Work instructions:
Retype the following data exactly, but leave its pictures out.

===============

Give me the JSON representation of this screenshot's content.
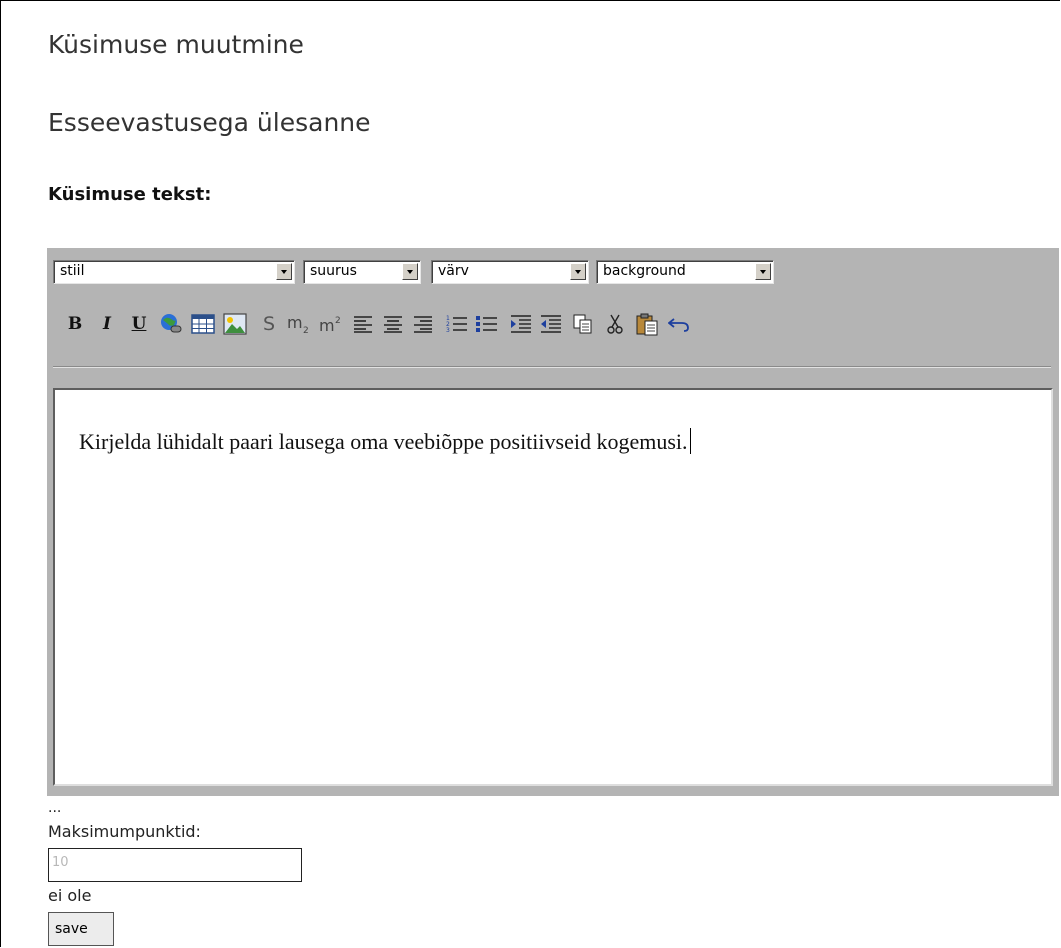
{
  "page": {
    "title": "Küsimuse muutmine",
    "subtitle": "Esseevastusega ülesanne",
    "question_label": "Küsimuse tekst:"
  },
  "editor": {
    "selects": {
      "style": "stiil",
      "size": "suurus",
      "color": "värv",
      "background": "background"
    },
    "buttons": {
      "bold": "B",
      "italic": "I",
      "underline": "U",
      "strike": "S"
    },
    "icons": [
      "bold-icon",
      "italic-icon",
      "underline-icon",
      "link-icon",
      "table-icon",
      "image-icon",
      "strikethrough-icon",
      "subscript-icon",
      "superscript-icon",
      "align-left-icon",
      "align-center-icon",
      "align-right-icon",
      "ordered-list-icon",
      "unordered-list-icon",
      "indent-icon",
      "outdent-icon",
      "copy-icon",
      "cut-icon",
      "paste-icon",
      "undo-icon"
    ],
    "content": "Kirjelda lühidalt paari lausega oma veebiõppe positiivseid kogemusi."
  },
  "form": {
    "ellipsis": "...",
    "max_points_label": "Maksimumpunktid:",
    "max_points_value": "10",
    "status_text": "ei ole",
    "save_label": "save"
  },
  "colors": {
    "toolbar_bg": "#b4b4b4",
    "button_bg": "#ececec"
  }
}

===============

Exercise response:
Give me the JSON representation of this screenshot's content.
{
  "page": {
    "title": "Küsimuse muutmine",
    "subtitle": "Esseevastusega ülesanne",
    "question_label": "Küsimuse tekst:"
  },
  "editor": {
    "selects": {
      "style": "stiil",
      "size": "suurus",
      "color": "värv",
      "background": "background"
    },
    "buttons": {
      "bold": "B",
      "italic": "I",
      "underline": "U",
      "strike": "S"
    },
    "icons": [
      "bold-icon",
      "italic-icon",
      "underline-icon",
      "link-icon",
      "table-icon",
      "image-icon",
      "strikethrough-icon",
      "subscript-icon",
      "superscript-icon",
      "align-left-icon",
      "align-center-icon",
      "align-right-icon",
      "ordered-list-icon",
      "unordered-list-icon",
      "indent-icon",
      "outdent-icon",
      "copy-icon",
      "cut-icon",
      "paste-icon",
      "undo-icon"
    ],
    "content": "Kirjelda lühidalt paari lausega oma veebiõppe positiivseid kogemusi."
  },
  "form": {
    "ellipsis": "...",
    "max_points_label": "Maksimumpunktid:",
    "max_points_value": "10",
    "status_text": "ei ole",
    "save_label": "save"
  },
  "colors": {
    "toolbar_bg": "#b4b4b4",
    "button_bg": "#ececec"
  }
}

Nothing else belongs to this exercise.